Keep deadheading roses as they fade. Stay on the lookout for pests. The primary culprits now will still be Rose Slugs (see next) and spider mites, which like the warm, dry summer temperatures. Rose Slug is still common now. If you have them, you will see lots of irregular holes eaten through the leaves.
If the situation is severe a “skeletonized” appearance to the leaves will be common. Control these with organics like Neem oil or Pyrethrin sprays. The applications must be thorough, frequent and applied to the undersides of the leaves.
Disease problems, especially in inland gardens, should be minimal through the rest of summer.
Irrigations should be frequent and deep now as the weather warms and the days lengthen. Check the mulch layer beneath roses and add any more as need to keep the roots cool and reduce watering requirements. Hose off the foliage of roses frequently.

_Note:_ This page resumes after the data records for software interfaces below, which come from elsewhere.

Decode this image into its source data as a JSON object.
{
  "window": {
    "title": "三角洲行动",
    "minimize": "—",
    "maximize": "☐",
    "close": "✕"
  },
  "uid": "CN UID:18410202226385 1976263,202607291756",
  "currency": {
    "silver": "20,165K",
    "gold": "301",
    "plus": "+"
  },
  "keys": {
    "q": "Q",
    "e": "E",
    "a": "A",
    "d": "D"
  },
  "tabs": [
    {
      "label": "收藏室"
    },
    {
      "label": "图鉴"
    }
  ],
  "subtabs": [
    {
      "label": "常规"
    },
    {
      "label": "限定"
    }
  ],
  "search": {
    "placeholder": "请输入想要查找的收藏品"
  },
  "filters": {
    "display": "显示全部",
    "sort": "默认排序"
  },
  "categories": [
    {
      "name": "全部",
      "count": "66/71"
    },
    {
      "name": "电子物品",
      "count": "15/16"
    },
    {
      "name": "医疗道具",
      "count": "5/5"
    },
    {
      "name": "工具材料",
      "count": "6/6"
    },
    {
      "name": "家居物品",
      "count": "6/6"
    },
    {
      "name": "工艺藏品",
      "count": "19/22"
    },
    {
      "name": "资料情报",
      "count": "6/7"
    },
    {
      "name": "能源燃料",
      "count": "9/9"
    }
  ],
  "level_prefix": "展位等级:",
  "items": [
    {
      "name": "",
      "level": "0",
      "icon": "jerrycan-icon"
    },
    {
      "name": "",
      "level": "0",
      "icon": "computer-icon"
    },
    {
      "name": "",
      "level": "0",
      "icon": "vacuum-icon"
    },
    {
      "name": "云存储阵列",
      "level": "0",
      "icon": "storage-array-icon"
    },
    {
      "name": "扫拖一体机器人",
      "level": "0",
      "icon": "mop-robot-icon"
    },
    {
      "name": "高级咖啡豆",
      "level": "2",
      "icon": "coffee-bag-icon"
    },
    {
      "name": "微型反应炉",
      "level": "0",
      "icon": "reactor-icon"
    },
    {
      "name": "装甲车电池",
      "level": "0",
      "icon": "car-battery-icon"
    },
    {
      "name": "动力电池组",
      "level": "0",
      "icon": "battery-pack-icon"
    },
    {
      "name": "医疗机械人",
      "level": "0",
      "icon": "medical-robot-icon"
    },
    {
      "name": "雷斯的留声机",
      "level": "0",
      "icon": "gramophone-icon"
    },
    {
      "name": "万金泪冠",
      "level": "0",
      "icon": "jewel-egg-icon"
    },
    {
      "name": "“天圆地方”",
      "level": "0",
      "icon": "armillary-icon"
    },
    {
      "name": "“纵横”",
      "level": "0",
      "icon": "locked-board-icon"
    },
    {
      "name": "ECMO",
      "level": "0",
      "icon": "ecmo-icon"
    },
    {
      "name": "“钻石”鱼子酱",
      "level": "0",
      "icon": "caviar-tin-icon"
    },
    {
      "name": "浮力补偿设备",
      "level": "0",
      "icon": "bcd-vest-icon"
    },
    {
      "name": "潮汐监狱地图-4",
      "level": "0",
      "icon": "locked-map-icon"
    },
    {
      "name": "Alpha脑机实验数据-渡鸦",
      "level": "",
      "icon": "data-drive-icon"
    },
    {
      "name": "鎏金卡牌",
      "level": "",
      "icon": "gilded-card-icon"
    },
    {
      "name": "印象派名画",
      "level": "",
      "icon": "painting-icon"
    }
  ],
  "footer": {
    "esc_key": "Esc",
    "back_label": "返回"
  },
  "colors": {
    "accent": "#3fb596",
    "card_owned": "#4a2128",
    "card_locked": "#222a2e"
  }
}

Contrary to popular myth, this will actually reduce the likelihood of powdery mildew and discourages spider mites as well
These should be done and pulled by now.
If, by chance, you still have a few hanging on, enjoy them while you can.
If you need more, potted blooming plants are now available in nurseries.
Plants should be in full bloom by now. Most tuberous begonias produce both male (single) and female (double) flowers separately on the same plant. The double flowers are much showier and many gardeners pinch off the single (male) flowers as they appear. Keep fertilizing regularly. They are heavy feeders, especially in containers. Use a well balanced fertilizer and periodically mix in an acid fertilizer, to keep the soil pH low.
Tuberous Begonias (Cont.)
Keep them well watered, but not soggy.
The soil should be rich and well-drained. The surface of the soil should dry slightly between watering. If in a breezy location, staking upright varieties with a small bamboo stake will reduce the possibility of breakage. Pinch off faded flowers regularly and rotate container grown plants to insure even growth. If powdery mildew appears treat it by improving air circulation around the plants. Usually this will correct the problem, if not use a fungicide.
It is the wrong time to be thinking about wildflowers now.
However, if you will be planting again this winter keep the area free of weeds between now and then. If the area has no other plants in it do not water. Irrigations will only encourage weed growth.
On established plants, your first pruning should have been made last month.
No need to prune now. You’ll prune again next month. Established wisterias need only an occasional deep summer watering and little, if any, fertilizer. However, iron is occasionally needed to correct chlorosis. On young plants, continue guiding the long, twining stems carefully in the direction that you want. Also on young plants, be sure to provide plenty of water and fertilizer it to encourage quick coverage and deep roots.